inVia Robotics is an award-winning automation company that provides the next generation of warehouse optimization solutions. The company's system leverages autonomous mobile robots and AI-driven warehouse orchestration software to help e-commerce businesses and 3PLs automate and optimize material flow across fulfillment centers.
inVia delivers its comprehensive automation...
The Association for Advancing Automation is a global advocate for the benefits of automating. A3 promotes technologies and ideas to transform the way business is done. A3 members include nearly 1,100 automation manufacturers, component suppliers, system integrators, end users, academic institutions, research groups, and consulting firms.
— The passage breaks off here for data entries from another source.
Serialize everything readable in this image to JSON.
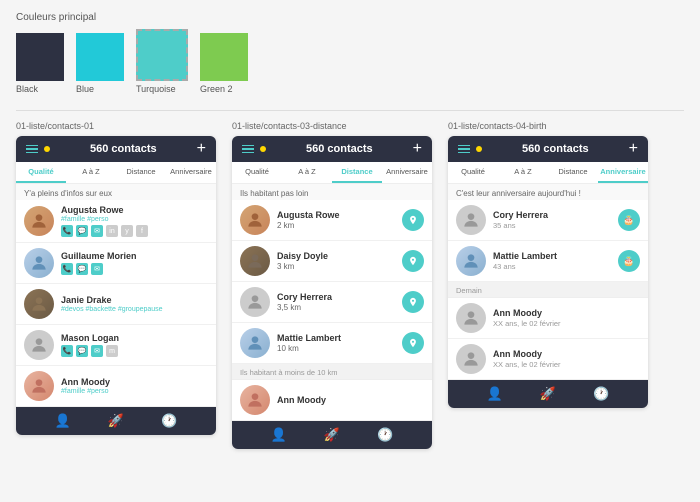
{
  "colorSection": {
    "title": "Couleurs principal",
    "swatches": [
      {
        "id": "black",
        "label": "Black",
        "class": "swatch-black"
      },
      {
        "id": "blue",
        "label": "Blue",
        "class": "swatch-blue"
      },
      {
        "id": "turquoise",
        "label": "Turquoise",
        "class": "swatch-turquoise"
      },
      {
        "id": "green2",
        "label": "Green 2",
        "class": "swatch-green"
      }
    ]
  },
  "mockups": [
    {
      "id": "mockup-01",
      "label": "01-liste/contacts-01",
      "header": {
        "title": "560 contacts"
      },
      "tabs": [
        "Qualité",
        "A à Z",
        "Distance",
        "Anniversaire"
      ],
      "activeTab": 0,
      "sectionHint": "Y'a pleins d'infos sur eux",
      "contacts": [
        {
          "name": "Augusta Rowe",
          "tags": "#famille #perso",
          "avatarClass": "avatar-img-1",
          "icons": [
            "phone",
            "chat",
            "email",
            "in",
            "y",
            "f"
          ],
          "showBirthday": false,
          "showDistance": false,
          "showLocationBtn": false,
          "showBirthdayBtn": false
        },
        {
          "name": "Guillaume Morien",
          "tags": "",
          "avatarClass": "avatar-img-2",
          "icons": [
            "phone",
            "chat",
            "email"
          ],
          "showBirthday": false,
          "showDistance": false,
          "showLocationBtn": false,
          "showBirthdayBtn": false
        },
        {
          "name": "Janie Drake",
          "tags": "#devos #backette #groupepause",
          "avatarClass": "avatar-img-3",
          "icons": [],
          "showBirthday": false,
          "showDistance": false,
          "showLocationBtn": false,
          "showBirthdayBtn": false
        },
        {
          "name": "Mason Logan",
          "tags": "",
          "avatarClass": "avatar-img-4",
          "icons": [
            "phone",
            "chat",
            "email",
            "m"
          ],
          "showBirthday": false,
          "showDistance": false,
          "showLocationBtn": false,
          "showBirthdayBtn": false
        },
        {
          "name": "Ann Moody",
          "tags": "#famille #perso",
          "avatarClass": "avatar-img-5",
          "icons": [],
          "showBirthday": false,
          "showDistance": false,
          "showLocationBtn": false,
          "showBirthdayBtn": false
        }
      ]
    },
    {
      "id": "mockup-03",
      "label": "01-liste/contacts-03-distance",
      "header": {
        "title": "560 contacts"
      },
      "tabs": [
        "Qualité",
        "A à Z",
        "Distance",
        "Anniversaire"
      ],
      "activeTab": 2,
      "sectionHint": "Ils habitant pas loin",
      "contacts": [
        {
          "name": "Augusta Rowe",
          "tags": "",
          "avatarClass": "avatar-img-1",
          "distance": "2 km",
          "showLocationBtn": true,
          "showBirthdayBtn": false
        },
        {
          "name": "Daisy Doyle",
          "tags": "",
          "avatarClass": "avatar-img-3",
          "distance": "3 km",
          "showLocationBtn": true,
          "showBirthdayBtn": false
        },
        {
          "name": "Cory Herrera",
          "tags": "",
          "avatarClass": "avatar-img-4",
          "distance": "3,5 km",
          "showLocationBtn": true,
          "showBirthdayBtn": false
        },
        {
          "name": "Mattie Lambert",
          "tags": "",
          "avatarClass": "avatar-img-2",
          "distance": "10 km",
          "showLocationBtn": true,
          "showBirthdayBtn": false
        }
      ],
      "sectionHint2": "Ils habitant à moins de 10 km",
      "contacts2": [
        {
          "name": "Ann Moody",
          "tags": "",
          "avatarClass": "avatar-img-5",
          "distance": "",
          "showLocationBtn": false,
          "showBirthdayBtn": false
        }
      ]
    },
    {
      "id": "mockup-04",
      "label": "01-liste/contacts-04-birth",
      "header": {
        "title": "560 contacts"
      },
      "tabs": [
        "Qualité",
        "A à Z",
        "Distance",
        "Anniversaire"
      ],
      "activeTab": 3,
      "sectionHint": "C'est leur anniversaire aujourd'hui !",
      "contacts": [
        {
          "name": "Cory Herrera",
          "age": "35 ans",
          "avatarClass": "avatar-img-4",
          "showLocationBtn": false,
          "showBirthdayBtn": true
        },
        {
          "name": "Mattie Lambert",
          "age": "43 ans",
          "avatarClass": "avatar-img-2",
          "showLocationBtn": false,
          "showBirthdayBtn": true
        }
      ],
      "sectionHint2": "Demain",
      "contacts2": [
        {
          "name": "Ann Moody",
          "age": "XX ans, le 02 février",
          "avatarClass": "avatar-img-4",
          "showLocationBtn": false,
          "showBirthdayBtn": false
        },
        {
          "name": "Ann Moody",
          "age": "XX ans, le 02 février",
          "avatarClass": "avatar-img-4",
          "showLocationBtn": false,
          "showBirthdayBtn": false
        }
      ]
    }
  ],
  "bottomNav": {
    "icons": [
      "person",
      "rocket",
      "clock"
    ]
  }
}
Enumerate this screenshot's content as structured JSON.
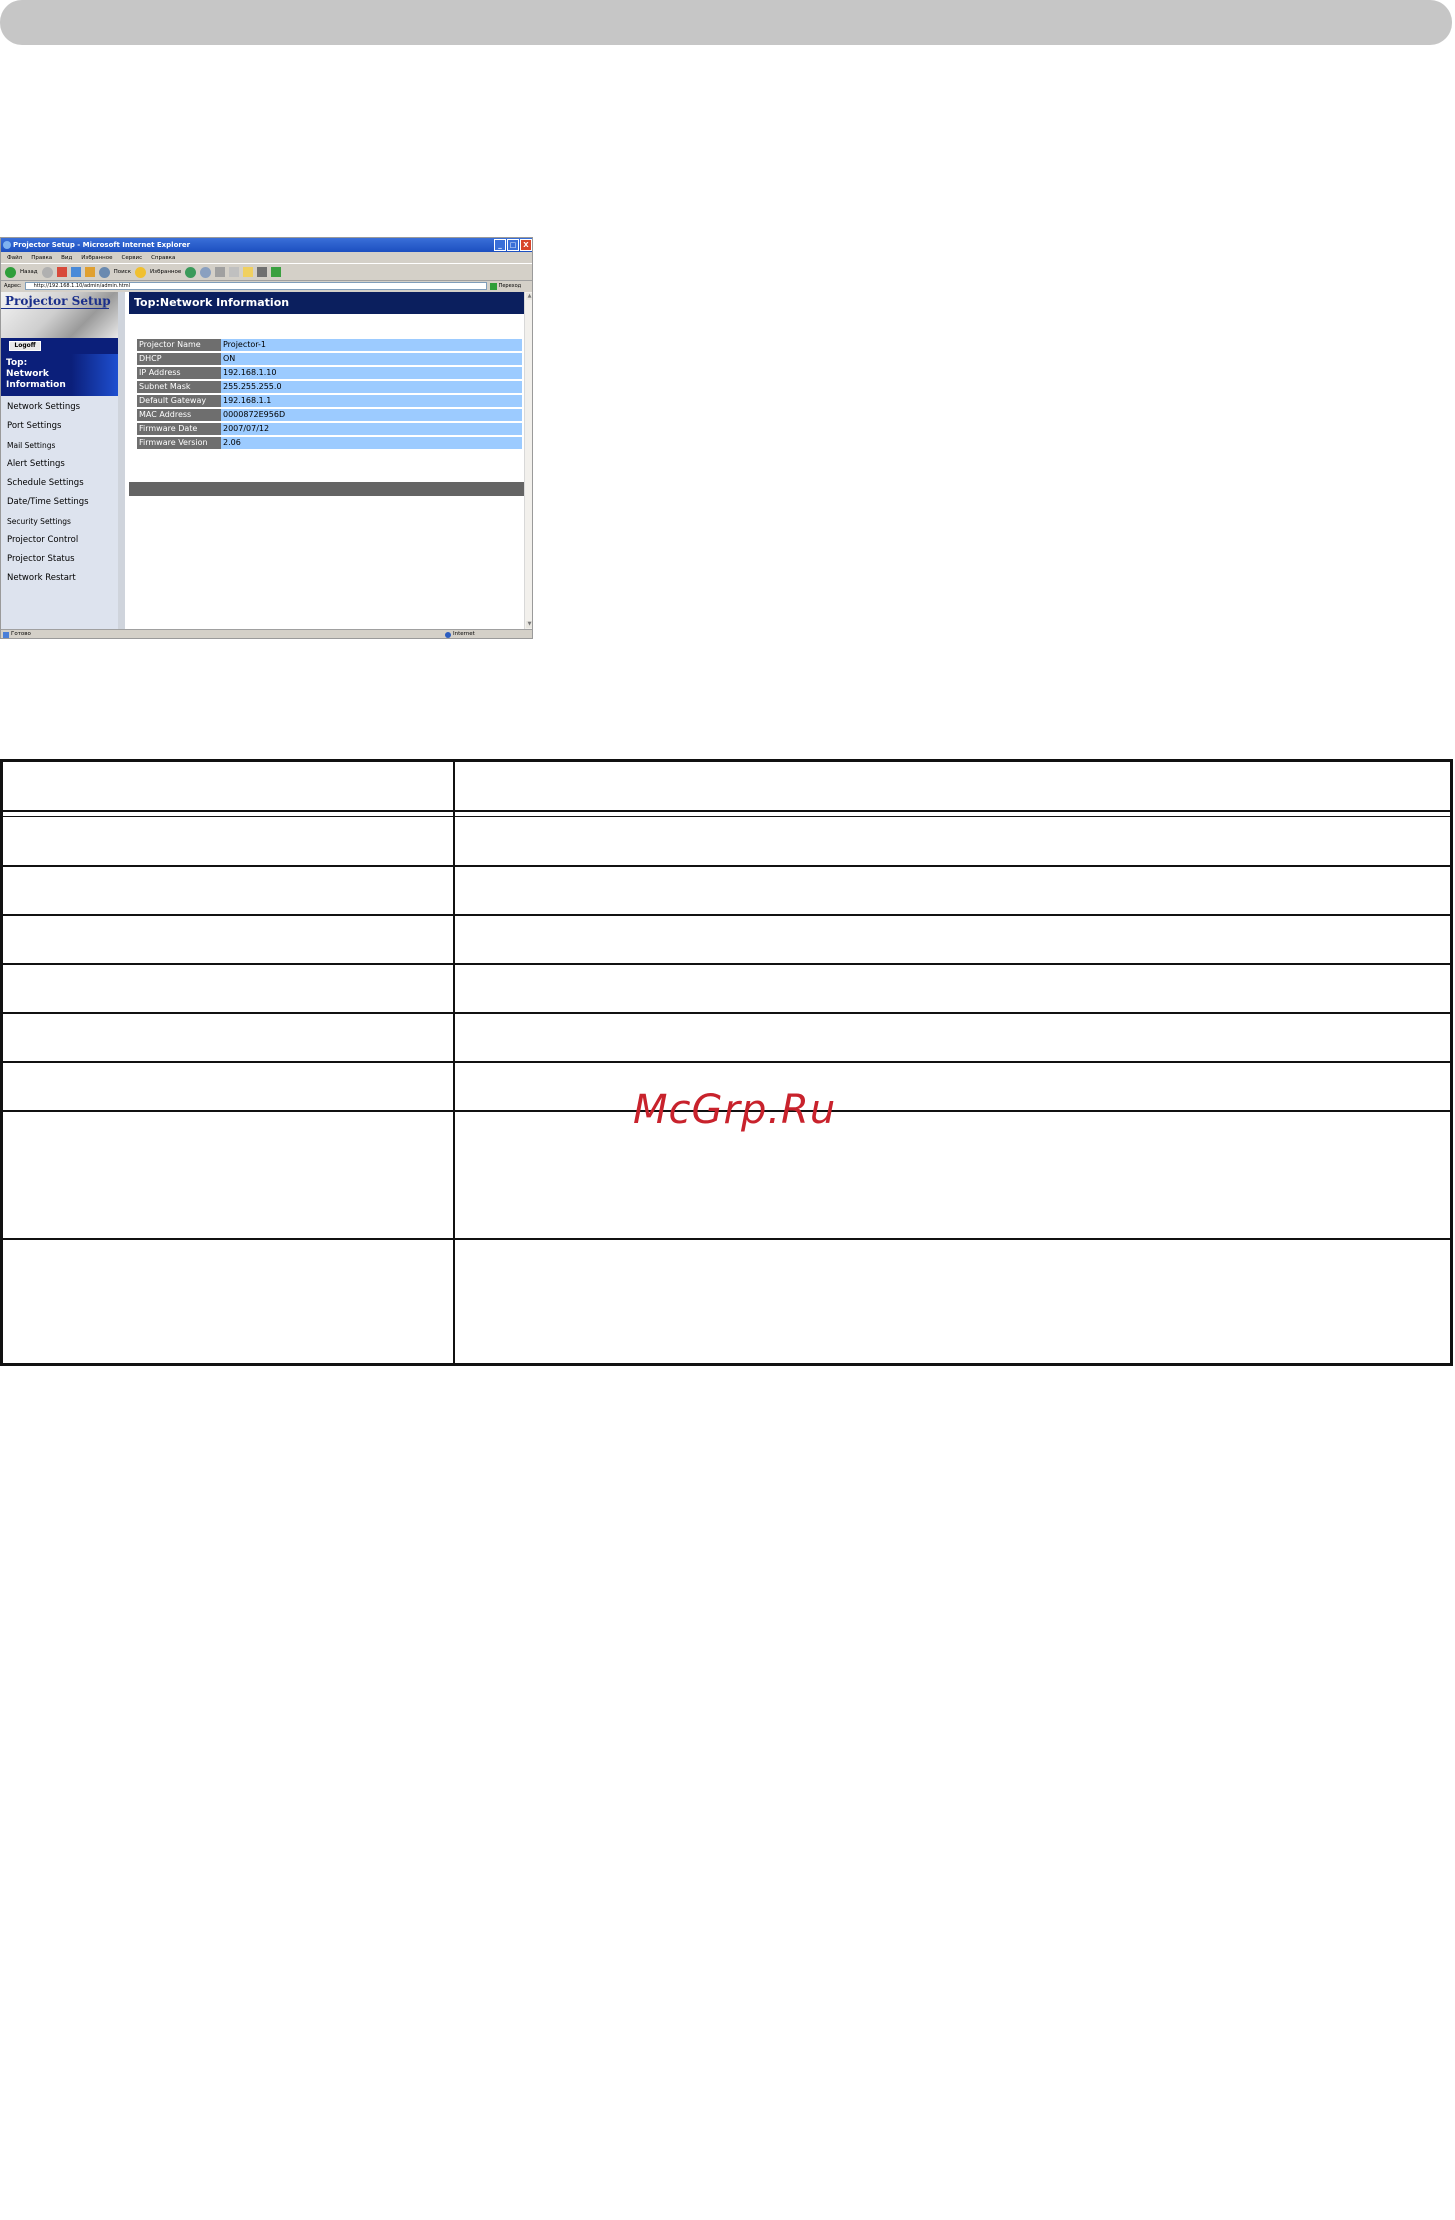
{
  "browser": {
    "title": "Projector Setup - Microsoft Internet Explorer",
    "window_buttons": [
      "_",
      "□",
      "X"
    ],
    "menu": [
      "Файл",
      "Правка",
      "Вид",
      "Избранное",
      "Сервис",
      "Справка"
    ],
    "toolbar": {
      "back_label": "Назад",
      "search_label": "Поиск",
      "favorites_label": "Избранное"
    },
    "address_label": "Адрес:",
    "address_value": "http://192.168.1.10/admin/admin.html",
    "go_label": "Переход",
    "status_left": "Готово",
    "status_right": "Internet"
  },
  "sidebar": {
    "logo": "Projector Setup",
    "logoff_label": "Logoff",
    "active_item": [
      "Top:",
      "Network",
      "Information"
    ],
    "items": [
      "Network Settings",
      "Port Settings",
      "Mail Settings",
      "Alert Settings",
      "Schedule Settings",
      "Date/Time Settings",
      "Security Settings",
      "Projector Control",
      "Projector Status",
      "Network Restart"
    ]
  },
  "content": {
    "title": "Top:Network Information",
    "rows": [
      {
        "label": "Projector Name",
        "value": "Projector-1"
      },
      {
        "label": "DHCP",
        "value": "ON"
      },
      {
        "label": "IP Address",
        "value": "192.168.1.10"
      },
      {
        "label": "Subnet Mask",
        "value": "255.255.255.0"
      },
      {
        "label": "Default Gateway",
        "value": "192.168.1.1"
      },
      {
        "label": "MAC Address",
        "value": "0000872E956D"
      },
      {
        "label": "Firmware Date",
        "value": "2007/07/12"
      },
      {
        "label": "Firmware Version",
        "value": "2.06"
      }
    ]
  },
  "watermark": "McGrp.Ru"
}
OMRON Industrial Automation: As part of the global Omron Corporation, Omron Automation & Safety is a worldwide company and leading manufacturer of technologically advanced industrial automation products and application expertise. With its Pan Americas headquarters in Illinois, USA, Omron Automation & Safety has grown to include sales,...